Westerners unused to Indonesia find the lack of toilet paper a worry and the prohibition against using the left hand for serving food a bit quaint. But these traditional practices are well founded. Using water is more hygienic than paper provided nails are scrubbed and the wastewater not reused.

“Indonesians are very fussy about personal cleanliness,” said Dr Jim Davie the Australian advisor to the ESP in East Java, and who has been associated with this country for the past 30 years.

“However many don’t have access to the basic needs for hygiene. Following a simple regimen of always washing hands with soap after going to the toilet and then drying them properly could cut diarrhoea cases by half.”

Polio can also be transmitted the same way. Last year a new virus was identified in West Java. Within six months almost 300 cases were detected in ten provinces.

The national government is now trying to immunise 24 million under-fives across the archipelago in a bid to make Indonesia polio-free by the end of this year. The disease is infectious. It can paralyse and kill.

The ESP project, which is being delivered by a company called Development Alternatives, is tackling this problem with the help of Muslim organisations.

A hand-washing campaign was started last October before the Ramadan fasting month. This was in partnership with the East Java chapter of the Indonesian Ulama Institute.

Community leaders in Malang and the suburb of Wonokromo, Surabaya were trained to set the values of the district by encouraging everyone to use soap and dry their hands. The exercise, which was both spiritual and practical, may be extended to other areas after assessment.

The question now is how to supply soap to those families who are so poor that this item is considered a luxury?


Many Westerners judge a country’s hygiene, development and world ranking by one simple test: Is the tap water fit to drink?

The answer is ‘yes’ in Singapore (which imports and cleans water from Indonesia), and most other developed countries – but ‘no’ in Indonesia.

(There’s a counterpoint: Why waste huge sums making tap water potable when most of it is used to wash cars and clean yards?)

Another test is to ask if a town has a deep sewage system. Homes in East Java’s cities don’t have access to a mains sewerage system. They rely on septic tanks that can leak and pollute the ground water.

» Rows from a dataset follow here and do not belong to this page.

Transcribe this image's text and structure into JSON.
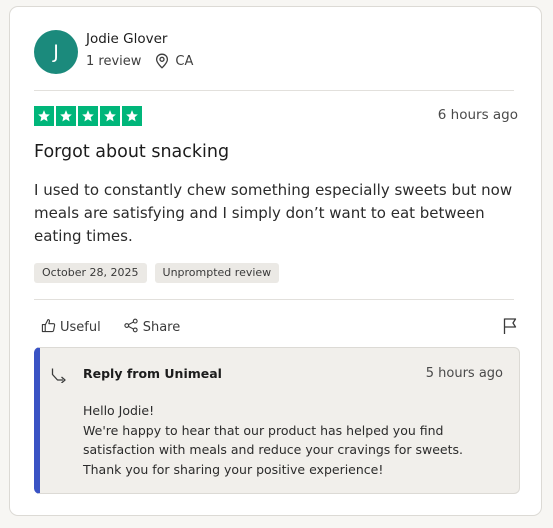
{
  "review": {
    "reviewer": {
      "initial": "J",
      "name": "Jodie Glover",
      "review_count": "1 review",
      "location": "CA",
      "avatar_color": "#1b8a7c"
    },
    "rating": 5,
    "rating_max": 5,
    "star_color": "#00b67a",
    "time_posted": "6 hours ago",
    "title": "Forgot about snacking",
    "body": "I used to constantly chew something especially sweets but now meals are satisfying and I simply don’t want to eat between eating times.",
    "date_chip": "October 28, 2025",
    "type_chip": "Unprompted review",
    "actions": {
      "useful_label": "Useful",
      "share_label": "Share"
    }
  },
  "reply": {
    "from": "Reply from Unimeal",
    "time": "5 hours ago",
    "accent_color": "#3a53c4",
    "lines": [
      "Hello Jodie!",
      "We're happy to hear that our product has helped you find",
      "satisfaction with meals and reduce your cravings for sweets.",
      "Thank you for sharing your positive experience!"
    ]
  }
}
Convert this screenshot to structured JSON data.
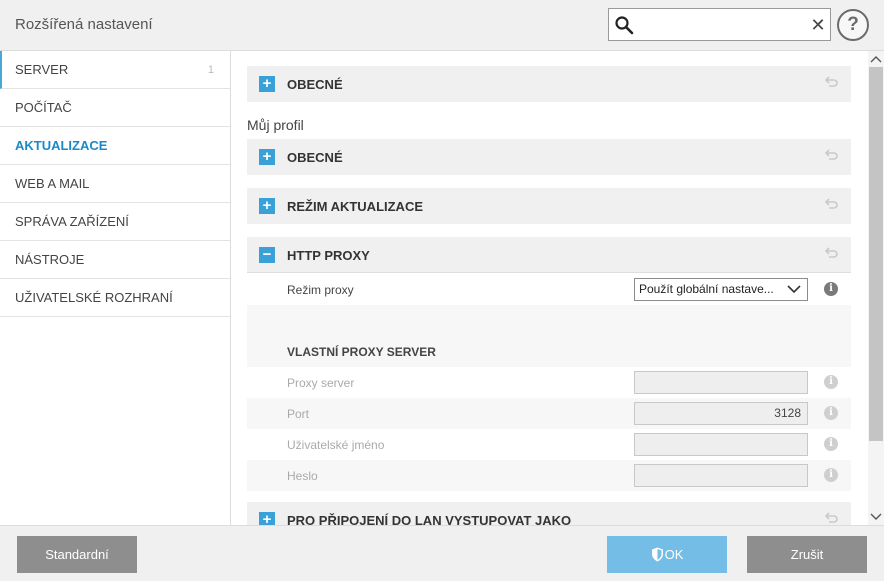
{
  "window": {
    "title": "Rozšířená nastavení"
  },
  "search": {
    "value": "",
    "placeholder": ""
  },
  "help": {
    "label": "?"
  },
  "sidebar": {
    "items": [
      {
        "label": "SERVER",
        "count": "1"
      },
      {
        "label": "POČÍTAČ"
      },
      {
        "label": "AKTUALIZACE"
      },
      {
        "label": "WEB A MAIL"
      },
      {
        "label": "SPRÁVA ZAŘÍZENÍ"
      },
      {
        "label": "NÁSTROJE"
      },
      {
        "label": "UŽIVATELSKÉ ROZHRANÍ"
      }
    ],
    "active_index": 2
  },
  "main": {
    "sections": {
      "general_top": {
        "label": "OBECNÉ",
        "toggle": "+"
      },
      "profile_label": "Můj profil",
      "general_profile": {
        "label": "OBECNÉ",
        "toggle": "+"
      },
      "update_mode": {
        "label": "REŽIM AKTUALIZACE",
        "toggle": "+"
      },
      "http_proxy": {
        "label": "HTTP PROXY",
        "toggle": "−"
      },
      "lan": {
        "label": "PRO PŘIPOJENÍ DO LAN VYSTUPOVAT JAKO",
        "toggle": "+"
      }
    },
    "proxy_mode": {
      "label": "Režim proxy",
      "value": "Použít globální nastave..."
    },
    "custom_proxy": {
      "heading": "VLASTNÍ PROXY SERVER",
      "server": {
        "label": "Proxy server",
        "value": ""
      },
      "port": {
        "label": "Port",
        "value": "3128"
      },
      "username": {
        "label": "Uživatelské jméno",
        "value": ""
      },
      "password": {
        "label": "Heslo",
        "value": ""
      }
    },
    "info_glyph": "i"
  },
  "footer": {
    "standard_label": "Standardní",
    "ok_label": "OK",
    "cancel_label": "Zrušit"
  },
  "colors": {
    "accent": "#3aa0d8",
    "active_nav": "#1a8ac7",
    "ok_button": "#73bde6",
    "neutral_button": "#8e8e8e"
  },
  "icons": [
    "search-icon",
    "clear-icon",
    "help-icon",
    "plus-icon",
    "minus-icon",
    "revert-icon",
    "info-icon",
    "chevron-down-icon",
    "shield-icon"
  ]
}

Supplies from municipal waterworks known as PDAM vary enormously. Householders in Surabaya clean their bathroom water tanks of sediment weekly even when using filters. Pressure in many areas is so low pumps have to be installed.

However in Malang the water is clean and bright. But everywhere tap water has to be boiled and most families prefer to buy bottled water if they can afford it.

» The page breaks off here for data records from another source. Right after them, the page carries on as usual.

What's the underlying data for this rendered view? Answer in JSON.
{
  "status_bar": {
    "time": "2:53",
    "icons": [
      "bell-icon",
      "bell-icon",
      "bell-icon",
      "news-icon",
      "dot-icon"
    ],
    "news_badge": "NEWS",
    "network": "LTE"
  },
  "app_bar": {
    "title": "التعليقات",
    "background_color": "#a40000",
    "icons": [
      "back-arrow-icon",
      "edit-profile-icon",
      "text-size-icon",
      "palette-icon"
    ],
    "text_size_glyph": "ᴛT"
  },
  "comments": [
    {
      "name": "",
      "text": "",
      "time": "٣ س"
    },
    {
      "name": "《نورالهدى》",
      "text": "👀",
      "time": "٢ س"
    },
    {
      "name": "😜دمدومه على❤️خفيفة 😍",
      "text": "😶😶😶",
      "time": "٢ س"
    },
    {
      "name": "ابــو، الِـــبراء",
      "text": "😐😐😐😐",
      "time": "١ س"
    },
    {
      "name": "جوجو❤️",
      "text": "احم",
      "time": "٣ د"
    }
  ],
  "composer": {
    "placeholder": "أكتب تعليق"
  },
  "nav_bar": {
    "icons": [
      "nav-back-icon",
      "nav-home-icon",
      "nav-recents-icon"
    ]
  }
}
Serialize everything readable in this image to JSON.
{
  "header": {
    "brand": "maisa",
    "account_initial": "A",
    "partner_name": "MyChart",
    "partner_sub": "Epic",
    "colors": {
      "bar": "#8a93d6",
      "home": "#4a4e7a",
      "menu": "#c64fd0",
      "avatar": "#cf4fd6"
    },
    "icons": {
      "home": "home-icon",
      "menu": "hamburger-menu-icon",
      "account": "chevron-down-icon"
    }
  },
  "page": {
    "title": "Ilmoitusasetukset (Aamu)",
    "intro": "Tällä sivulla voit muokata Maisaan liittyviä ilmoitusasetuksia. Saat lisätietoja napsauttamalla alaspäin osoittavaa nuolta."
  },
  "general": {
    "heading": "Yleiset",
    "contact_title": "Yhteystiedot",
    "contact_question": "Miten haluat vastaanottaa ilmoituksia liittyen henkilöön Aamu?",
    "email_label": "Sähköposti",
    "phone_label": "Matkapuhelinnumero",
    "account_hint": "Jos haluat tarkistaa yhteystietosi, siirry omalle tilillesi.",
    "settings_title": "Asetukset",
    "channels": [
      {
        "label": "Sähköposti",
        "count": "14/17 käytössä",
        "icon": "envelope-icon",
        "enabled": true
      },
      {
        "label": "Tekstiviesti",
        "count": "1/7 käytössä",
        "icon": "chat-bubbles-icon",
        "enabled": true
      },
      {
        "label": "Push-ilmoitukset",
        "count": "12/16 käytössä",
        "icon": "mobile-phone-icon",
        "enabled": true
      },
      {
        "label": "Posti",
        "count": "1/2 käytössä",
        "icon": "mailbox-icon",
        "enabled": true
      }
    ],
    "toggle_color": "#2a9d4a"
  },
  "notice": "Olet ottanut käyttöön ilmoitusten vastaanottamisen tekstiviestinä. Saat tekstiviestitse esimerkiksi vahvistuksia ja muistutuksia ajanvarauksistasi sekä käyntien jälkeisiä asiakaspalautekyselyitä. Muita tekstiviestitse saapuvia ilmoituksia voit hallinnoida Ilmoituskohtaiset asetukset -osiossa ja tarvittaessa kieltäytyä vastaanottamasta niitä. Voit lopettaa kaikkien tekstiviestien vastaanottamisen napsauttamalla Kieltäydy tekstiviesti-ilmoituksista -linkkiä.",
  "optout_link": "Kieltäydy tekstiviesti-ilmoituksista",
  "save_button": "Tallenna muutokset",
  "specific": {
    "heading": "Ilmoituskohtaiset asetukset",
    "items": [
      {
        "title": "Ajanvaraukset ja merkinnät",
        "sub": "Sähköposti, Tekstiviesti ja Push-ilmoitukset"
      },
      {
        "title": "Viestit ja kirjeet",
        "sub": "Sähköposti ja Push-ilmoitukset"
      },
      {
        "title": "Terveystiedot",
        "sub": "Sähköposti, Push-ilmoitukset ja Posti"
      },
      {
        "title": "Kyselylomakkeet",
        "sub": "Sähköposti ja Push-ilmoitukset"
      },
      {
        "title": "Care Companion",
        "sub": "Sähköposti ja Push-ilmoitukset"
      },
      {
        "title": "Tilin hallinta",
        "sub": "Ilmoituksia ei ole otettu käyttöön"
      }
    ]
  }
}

Many can’t – and it’s the urban poor who are the focus of the ESP project.

Money is being made available to PDAMs through the program to find new sources, upgrade equipment and recover money from consumers.

However no element in the project can stand alone. If the raw water is heavily polluted the PDAMs have to spend more on cleaning. If the sources are distant the recovery costs are higher.

Upland clearing has put silt in the waterways so reforesting catchment areas and keeping these clean is another part of the jigsaw.

There’s anecdotal evidence of thousands of dead wells across East Java. The situation in Sidoarjo (a burgeoning satellite town near Surabaya) is reported to be serious and a new supply has to be found.

Although it rained hard last wet season some parts of the province suffer drought because the use is greater than the recharge. (One study found the storage capacity of the Brantas water basin halved between 1976 and 2002).

If the source is in another district, administrative problems arise when authorities want to keep the water for their own people. This problem underscores the need for a plan that cuts across political boundaries in the national interest.

It’s the same with waste disposal. The so-called sanitary landfill is the standard system. New tip locations need to be found away from beaches and rivers. Ideal sites may be in other regencies. The NIMBY (Not In My Back Yard) syndrome so common in the West also flourishes in Indonesia.

(First published in The Jakarta Post 1 August 06))